---------- Provided entries

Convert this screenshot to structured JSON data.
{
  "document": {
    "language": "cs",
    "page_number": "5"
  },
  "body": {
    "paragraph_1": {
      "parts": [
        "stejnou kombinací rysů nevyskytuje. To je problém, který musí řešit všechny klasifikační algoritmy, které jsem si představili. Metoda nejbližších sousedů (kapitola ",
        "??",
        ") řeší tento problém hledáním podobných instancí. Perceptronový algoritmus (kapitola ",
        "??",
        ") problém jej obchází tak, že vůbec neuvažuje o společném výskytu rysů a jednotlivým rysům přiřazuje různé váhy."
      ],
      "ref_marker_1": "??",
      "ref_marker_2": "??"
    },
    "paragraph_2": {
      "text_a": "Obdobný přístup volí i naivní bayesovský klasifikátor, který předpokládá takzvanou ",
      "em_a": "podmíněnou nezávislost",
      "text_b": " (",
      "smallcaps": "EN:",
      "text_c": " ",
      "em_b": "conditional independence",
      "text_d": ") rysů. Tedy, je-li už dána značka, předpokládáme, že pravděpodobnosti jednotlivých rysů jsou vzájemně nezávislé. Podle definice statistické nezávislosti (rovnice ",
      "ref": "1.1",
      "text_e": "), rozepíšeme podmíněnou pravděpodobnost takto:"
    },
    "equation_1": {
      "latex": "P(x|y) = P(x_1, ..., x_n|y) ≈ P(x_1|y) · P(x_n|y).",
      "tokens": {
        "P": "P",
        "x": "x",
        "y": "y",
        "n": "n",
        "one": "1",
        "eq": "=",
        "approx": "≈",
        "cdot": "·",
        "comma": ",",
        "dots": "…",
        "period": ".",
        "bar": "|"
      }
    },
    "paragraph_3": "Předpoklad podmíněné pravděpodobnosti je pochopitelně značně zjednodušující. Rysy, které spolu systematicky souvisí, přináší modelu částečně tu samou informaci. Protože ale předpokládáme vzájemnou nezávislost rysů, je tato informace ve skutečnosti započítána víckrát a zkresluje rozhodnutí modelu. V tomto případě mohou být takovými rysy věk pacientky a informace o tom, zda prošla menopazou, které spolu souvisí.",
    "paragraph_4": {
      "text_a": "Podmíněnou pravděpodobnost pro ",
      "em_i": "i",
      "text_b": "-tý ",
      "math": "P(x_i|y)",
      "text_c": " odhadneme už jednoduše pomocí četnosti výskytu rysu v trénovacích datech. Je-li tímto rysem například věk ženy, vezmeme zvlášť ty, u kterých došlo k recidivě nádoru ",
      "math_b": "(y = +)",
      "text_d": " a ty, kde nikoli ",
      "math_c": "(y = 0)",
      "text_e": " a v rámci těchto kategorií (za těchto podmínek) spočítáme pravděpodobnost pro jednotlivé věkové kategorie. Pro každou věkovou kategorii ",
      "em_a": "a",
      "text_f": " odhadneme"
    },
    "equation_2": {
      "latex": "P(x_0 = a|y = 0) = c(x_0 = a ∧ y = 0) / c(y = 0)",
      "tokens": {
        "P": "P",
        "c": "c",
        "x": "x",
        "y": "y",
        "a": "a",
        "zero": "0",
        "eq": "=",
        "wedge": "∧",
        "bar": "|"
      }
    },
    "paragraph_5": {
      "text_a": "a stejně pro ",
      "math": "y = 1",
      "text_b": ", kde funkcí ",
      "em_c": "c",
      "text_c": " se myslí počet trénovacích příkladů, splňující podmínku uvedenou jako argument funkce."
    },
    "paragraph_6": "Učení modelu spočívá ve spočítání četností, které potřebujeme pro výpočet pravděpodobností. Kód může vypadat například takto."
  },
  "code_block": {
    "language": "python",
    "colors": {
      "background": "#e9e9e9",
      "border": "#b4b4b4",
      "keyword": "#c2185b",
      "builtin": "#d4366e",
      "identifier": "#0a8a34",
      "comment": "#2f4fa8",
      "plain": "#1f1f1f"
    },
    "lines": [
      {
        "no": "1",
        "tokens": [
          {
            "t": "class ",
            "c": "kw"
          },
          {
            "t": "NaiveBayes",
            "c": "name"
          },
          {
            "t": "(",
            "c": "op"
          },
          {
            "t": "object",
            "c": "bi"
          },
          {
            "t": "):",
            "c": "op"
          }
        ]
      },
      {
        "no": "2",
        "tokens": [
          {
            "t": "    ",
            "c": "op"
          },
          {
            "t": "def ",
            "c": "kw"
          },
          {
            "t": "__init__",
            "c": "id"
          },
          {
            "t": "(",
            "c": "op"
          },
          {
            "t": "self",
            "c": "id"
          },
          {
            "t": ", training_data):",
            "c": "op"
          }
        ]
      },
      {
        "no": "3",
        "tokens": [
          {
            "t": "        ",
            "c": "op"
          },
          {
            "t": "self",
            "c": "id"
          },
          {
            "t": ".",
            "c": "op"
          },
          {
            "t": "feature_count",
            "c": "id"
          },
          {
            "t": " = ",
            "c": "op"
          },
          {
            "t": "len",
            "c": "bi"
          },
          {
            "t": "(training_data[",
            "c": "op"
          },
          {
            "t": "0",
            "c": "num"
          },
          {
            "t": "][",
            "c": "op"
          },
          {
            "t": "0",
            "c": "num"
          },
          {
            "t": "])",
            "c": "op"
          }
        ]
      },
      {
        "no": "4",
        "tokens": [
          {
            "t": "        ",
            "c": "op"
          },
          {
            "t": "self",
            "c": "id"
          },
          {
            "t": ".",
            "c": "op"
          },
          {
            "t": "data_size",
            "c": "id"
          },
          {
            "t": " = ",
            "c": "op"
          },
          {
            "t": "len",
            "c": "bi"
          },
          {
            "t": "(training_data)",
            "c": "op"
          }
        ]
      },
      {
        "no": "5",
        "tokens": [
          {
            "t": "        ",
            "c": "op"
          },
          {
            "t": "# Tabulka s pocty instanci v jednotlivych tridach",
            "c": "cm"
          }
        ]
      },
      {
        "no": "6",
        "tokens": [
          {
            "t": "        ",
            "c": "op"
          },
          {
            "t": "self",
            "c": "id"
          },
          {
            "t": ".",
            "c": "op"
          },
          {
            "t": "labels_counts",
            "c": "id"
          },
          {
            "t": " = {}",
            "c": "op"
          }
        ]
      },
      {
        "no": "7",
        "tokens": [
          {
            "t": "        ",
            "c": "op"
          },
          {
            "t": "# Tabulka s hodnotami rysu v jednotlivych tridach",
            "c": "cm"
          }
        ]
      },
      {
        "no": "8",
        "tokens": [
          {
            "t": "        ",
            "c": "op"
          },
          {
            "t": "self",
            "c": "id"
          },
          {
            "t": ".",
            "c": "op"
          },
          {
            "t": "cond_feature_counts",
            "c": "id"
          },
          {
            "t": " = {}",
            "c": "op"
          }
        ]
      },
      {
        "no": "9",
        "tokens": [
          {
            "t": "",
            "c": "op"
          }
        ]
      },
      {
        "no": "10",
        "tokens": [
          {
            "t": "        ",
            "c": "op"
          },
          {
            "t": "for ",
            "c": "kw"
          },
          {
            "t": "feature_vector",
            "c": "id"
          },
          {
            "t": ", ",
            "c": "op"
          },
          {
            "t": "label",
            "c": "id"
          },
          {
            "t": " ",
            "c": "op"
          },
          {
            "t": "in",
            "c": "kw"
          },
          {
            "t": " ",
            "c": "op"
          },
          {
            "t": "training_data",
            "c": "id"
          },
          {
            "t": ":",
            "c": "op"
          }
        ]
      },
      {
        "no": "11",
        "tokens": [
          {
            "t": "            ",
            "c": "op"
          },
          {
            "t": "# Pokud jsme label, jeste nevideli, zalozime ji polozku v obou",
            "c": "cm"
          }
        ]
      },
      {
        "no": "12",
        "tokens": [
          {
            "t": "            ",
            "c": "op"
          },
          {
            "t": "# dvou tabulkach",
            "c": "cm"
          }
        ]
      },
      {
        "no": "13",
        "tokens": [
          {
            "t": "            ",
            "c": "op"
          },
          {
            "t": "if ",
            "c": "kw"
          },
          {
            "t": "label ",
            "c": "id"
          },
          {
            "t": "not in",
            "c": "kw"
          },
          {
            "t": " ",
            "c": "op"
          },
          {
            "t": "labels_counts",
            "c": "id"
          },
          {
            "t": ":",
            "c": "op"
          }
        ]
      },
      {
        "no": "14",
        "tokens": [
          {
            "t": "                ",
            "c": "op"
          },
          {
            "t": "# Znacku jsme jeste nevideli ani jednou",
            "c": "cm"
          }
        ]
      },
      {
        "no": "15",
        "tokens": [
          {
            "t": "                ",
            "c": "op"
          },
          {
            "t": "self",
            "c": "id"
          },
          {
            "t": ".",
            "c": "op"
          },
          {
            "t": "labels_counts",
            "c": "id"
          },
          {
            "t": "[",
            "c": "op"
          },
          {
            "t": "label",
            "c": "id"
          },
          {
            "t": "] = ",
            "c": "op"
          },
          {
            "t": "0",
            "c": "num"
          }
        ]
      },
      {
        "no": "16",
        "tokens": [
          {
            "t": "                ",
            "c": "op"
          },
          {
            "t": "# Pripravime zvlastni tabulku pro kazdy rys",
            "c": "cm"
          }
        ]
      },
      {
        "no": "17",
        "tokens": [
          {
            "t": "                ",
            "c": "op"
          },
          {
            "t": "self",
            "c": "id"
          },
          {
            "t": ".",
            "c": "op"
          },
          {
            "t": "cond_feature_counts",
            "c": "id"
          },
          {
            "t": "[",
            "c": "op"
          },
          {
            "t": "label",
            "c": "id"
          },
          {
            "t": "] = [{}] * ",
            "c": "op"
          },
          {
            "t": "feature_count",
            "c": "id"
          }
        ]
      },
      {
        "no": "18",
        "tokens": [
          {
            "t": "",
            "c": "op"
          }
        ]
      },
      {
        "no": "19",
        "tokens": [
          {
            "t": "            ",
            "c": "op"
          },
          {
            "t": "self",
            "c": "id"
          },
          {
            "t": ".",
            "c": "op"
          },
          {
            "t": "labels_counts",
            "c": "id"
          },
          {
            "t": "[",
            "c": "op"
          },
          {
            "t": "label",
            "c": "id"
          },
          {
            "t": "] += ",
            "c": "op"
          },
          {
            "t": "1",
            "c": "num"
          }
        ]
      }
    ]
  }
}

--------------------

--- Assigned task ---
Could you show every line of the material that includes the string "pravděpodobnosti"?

--- Solution to the exercise ---
      "text_d": ") rysů. Tedy, je-li už dána značka, předpokládáme, že pravděpodobnosti jednotlivých rysů jsou vzájemně nezávislé. Podle definice statistické nezávislosti (rovnice ",
    "paragraph_3": "Předpoklad podmíněné pravděpodobnosti je pochopitelně značně zjednodušující. Rysy, které spolu systematicky souvisí, přináší modelu částečně tu samou informaci. Protože ale předpokládáme vzájemnou nezávislost rysů, je tato informace ve skutečnosti započítána víckrát a zkresluje rozhodnutí modelu. V tomto případě mohou být takovými rysy věk pacientky a informace o tom, zda prošla menopazou, které spolu souvisí.",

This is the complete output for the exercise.